### [TASK INSTRUCTIONS]
Without including any images, repeat the data exactly.
Start of Block
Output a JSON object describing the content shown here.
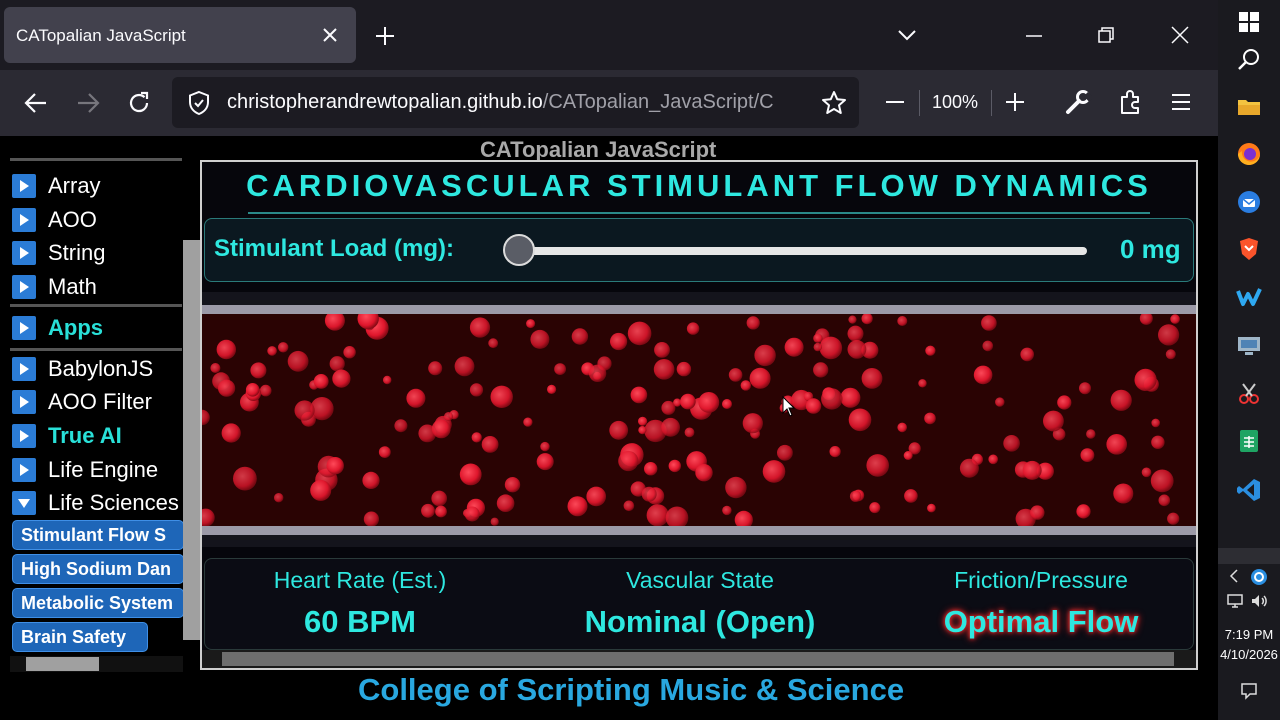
{
  "browser": {
    "tab_title": "CATopalian JavaScript",
    "url_host": "christopherandrewtopalian.github.io",
    "url_path": "/CATopalian_JavaScript/C",
    "zoom": "100%"
  },
  "page": {
    "header": "CATopalian JavaScript",
    "footer": "College of Scripting Music & Science"
  },
  "sidebar": {
    "items": [
      {
        "label": "Array",
        "highlight": false
      },
      {
        "label": "AOO",
        "highlight": false
      },
      {
        "label": "String",
        "highlight": false
      },
      {
        "label": "Math",
        "highlight": false
      },
      {
        "label": "Apps",
        "highlight": true
      },
      {
        "label": "BabylonJS",
        "highlight": false
      },
      {
        "label": "AOO Filter",
        "highlight": false
      },
      {
        "label": "True AI",
        "highlight": true
      },
      {
        "label": "Life Engine",
        "highlight": false
      },
      {
        "label": "Life Sciences",
        "highlight": false
      }
    ],
    "pills": [
      "Stimulant Flow S",
      "High Sodium Dan",
      "Metabolic System",
      "Brain Safety"
    ]
  },
  "sim": {
    "title": "CARDIOVASCULAR STIMULANT FLOW DYNAMICS",
    "load_label": "Stimulant Load (mg):",
    "load_value": "0 mg",
    "load_fraction": 0,
    "stats": [
      {
        "label": "Heart Rate (Est.)",
        "value": "60 BPM"
      },
      {
        "label": "Vascular State",
        "value": "Nominal (Open)"
      },
      {
        "label": "Friction/Pressure",
        "value": "Optimal Flow"
      }
    ]
  },
  "taskbar": {
    "time": "7:19 PM",
    "date": "4/10/2026"
  },
  "colors": {
    "accent_cyan": "#2ee8e0",
    "footer_blue": "#29a8e0",
    "blood_cell": "#e0162c",
    "vessel_bg": "#2a0303"
  }
}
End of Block
### [EXERCISE SOLUTION]
Output a JSON object describing the content shown here.
{
  "browser": {
    "tab_title": "CATopalian JavaScript",
    "url_host": "christopherandrewtopalian.github.io",
    "url_path": "/CATopalian_JavaScript/C",
    "zoom": "100%"
  },
  "page": {
    "header": "CATopalian JavaScript",
    "footer": "College of Scripting Music & Science"
  },
  "sidebar": {
    "items": [
      {
        "label": "Array",
        "highlight": false
      },
      {
        "label": "AOO",
        "highlight": false
      },
      {
        "label": "String",
        "highlight": false
      },
      {
        "label": "Math",
        "highlight": false
      },
      {
        "label": "Apps",
        "highlight": true
      },
      {
        "label": "BabylonJS",
        "highlight": false
      },
      {
        "label": "AOO Filter",
        "highlight": false
      },
      {
        "label": "True AI",
        "highlight": true
      },
      {
        "label": "Life Engine",
        "highlight": false
      },
      {
        "label": "Life Sciences",
        "highlight": false
      }
    ],
    "pills": [
      "Stimulant Flow S",
      "High Sodium Dan",
      "Metabolic System",
      "Brain Safety"
    ]
  },
  "sim": {
    "title": "CARDIOVASCULAR STIMULANT FLOW DYNAMICS",
    "load_label": "Stimulant Load (mg):",
    "load_value": "0 mg",
    "load_fraction": 0,
    "stats": [
      {
        "label": "Heart Rate (Est.)",
        "value": "60 BPM"
      },
      {
        "label": "Vascular State",
        "value": "Nominal (Open)"
      },
      {
        "label": "Friction/Pressure",
        "value": "Optimal Flow"
      }
    ]
  },
  "taskbar": {
    "time": "7:19 PM",
    "date": "4/10/2026"
  },
  "colors": {
    "accent_cyan": "#2ee8e0",
    "footer_blue": "#29a8e0",
    "blood_cell": "#e0162c",
    "vessel_bg": "#2a0303"
  }
}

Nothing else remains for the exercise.